addEventListener(yada, yada, false, 0, true);
addEventListener(yada, yada, false, 0, true);
addEventListener(yada, yada, false, 0, true);

You'll say to yourself: "One of these days, I'm going to write true, 0, true. I just know it."

Tech interview question!
How often do you useCapture with your custom events? [EDIT: I was thinking of events not dispatched from a DisplayObject.]

[Dwight voice]
Trick question. It is impossible. FACT: Only DisplayObjects can have a capturing phase and a bubbling phase in addition to the targeting phase.

But impossibility doesn't mean I have to forget about them! The useCapture will be with you, always.

Event forces irrelevance on you


Want to create your own event class? No problem! You can do whatever you like, as long as what you like is to extend one special class. "Interface is hard!" says Developer Barbie.

Are you wondering how these exotic and intriguing APIs can benefit your custom event class?
  • bubbles
  • currentTarget
  • eventPhase
  • stopImmediatePropagation()
  • stopPropagation()
[EDIT: Sönke and Matthew commented that the "default" APIs can be used in non-DisplayObjects.]

Keep wondering! You don't get to use them. Players Club only.

[EDIT: To clarify, I'm saying that these APIs are applicable only to events dispatched from DisplayObjects.]

But look on the bright side. The code examples sucked anyway.

[EDIT: Here's a good article by Darron Schall: Creating Default, Cancelable Event Handlers.]

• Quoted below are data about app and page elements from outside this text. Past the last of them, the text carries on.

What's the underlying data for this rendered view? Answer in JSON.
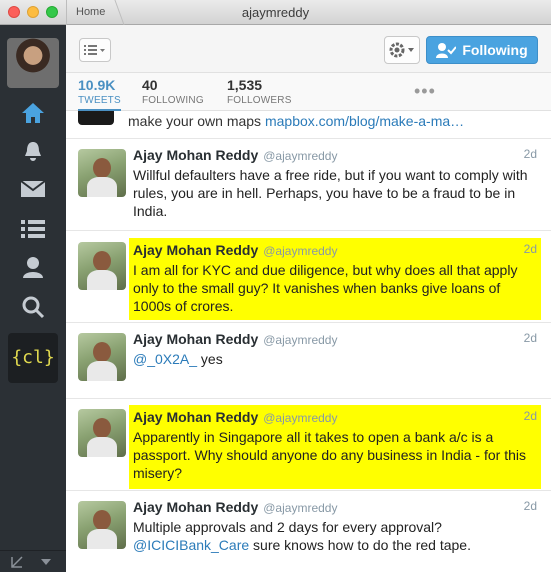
{
  "window": {
    "title": "ajaymreddy",
    "home_tab": "Home"
  },
  "toolbar": {
    "following_label": "Following"
  },
  "stats": [
    {
      "num": "10.9K",
      "label": "TWEETS"
    },
    {
      "num": "40",
      "label": "FOLLOWING"
    },
    {
      "num": "1,535",
      "label": "FOLLOWERS"
    }
  ],
  "more_label": "•••",
  "sidebar": {
    "cl_label": "{cl}"
  },
  "partial_tweet": {
    "text": "make your own maps ",
    "link": "mapbox.com/blog/make-a-ma…"
  },
  "tweets": [
    {
      "name": "Ajay Mohan Reddy",
      "handle": "@ajaymreddy",
      "time": "2d",
      "highlighted": false,
      "text": "Willful defaulters have a free ride, but if you want to comply with rules, you are in hell. Perhaps, you have to be a fraud to be in India."
    },
    {
      "name": "Ajay Mohan Reddy",
      "handle": "@ajaymreddy",
      "time": "2d",
      "highlighted": true,
      "text": "I am all for KYC and due diligence, but why does all that apply only to the small guy? It vanishes when banks give loans of 1000s of crores."
    },
    {
      "name": "Ajay Mohan Reddy",
      "handle": "@ajaymreddy",
      "time": "2d",
      "highlighted": false,
      "mention": "@_0X2A_",
      "text": " yes"
    },
    {
      "name": "Ajay Mohan Reddy",
      "handle": "@ajaymreddy",
      "time": "2d",
      "highlighted": true,
      "text": "Apparently in Singapore all it takes to open a bank a/c is a passport. Why should anyone do any business in India - for this misery?"
    },
    {
      "name": "Ajay Mohan Reddy",
      "handle": "@ajaymreddy",
      "time": "2d",
      "highlighted": false,
      "text_pre": "Multiple approvals and 2 days for every approval? ",
      "mention": "@ICICIBank_Care",
      "text": " sure knows how to do the red tape."
    }
  ],
  "colors": {
    "highlight": "#ffff00",
    "link": "#2b7bb9",
    "sidebar": "#2b3035",
    "follow_button": "#4aa3e0"
  }
}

Sorry, that's not exactly true. If you follow the official recommendations, you'll spend time using these APIs even though they're no use to you.
  • You'll put bubbles and cancelable in your constructor and pass them to super().
  • That means you'll get to put bubbles and cancelable in your clone() override as well.
  • Top it off by overriding toString(), bringing in bubbles, cancelable, and (oh, neat!) eventPhase.
  • Now your event class looks busy. Busy equals important, right?
These are Adobe's documented recommendations. But all this typing has no benefit to you. None. If I missed something, please comment and enlighten me.
[EDIT: Commenters have pointed out that cancelable can be useful. But there's no need to put it in the constructor if you're not going to use it.]

I don't want this to sound like a big whinge. I mean, really, this stuff isn't horrible. When it comes to events, AS3 is way better than Java events. But not as good as C#.
To be continued.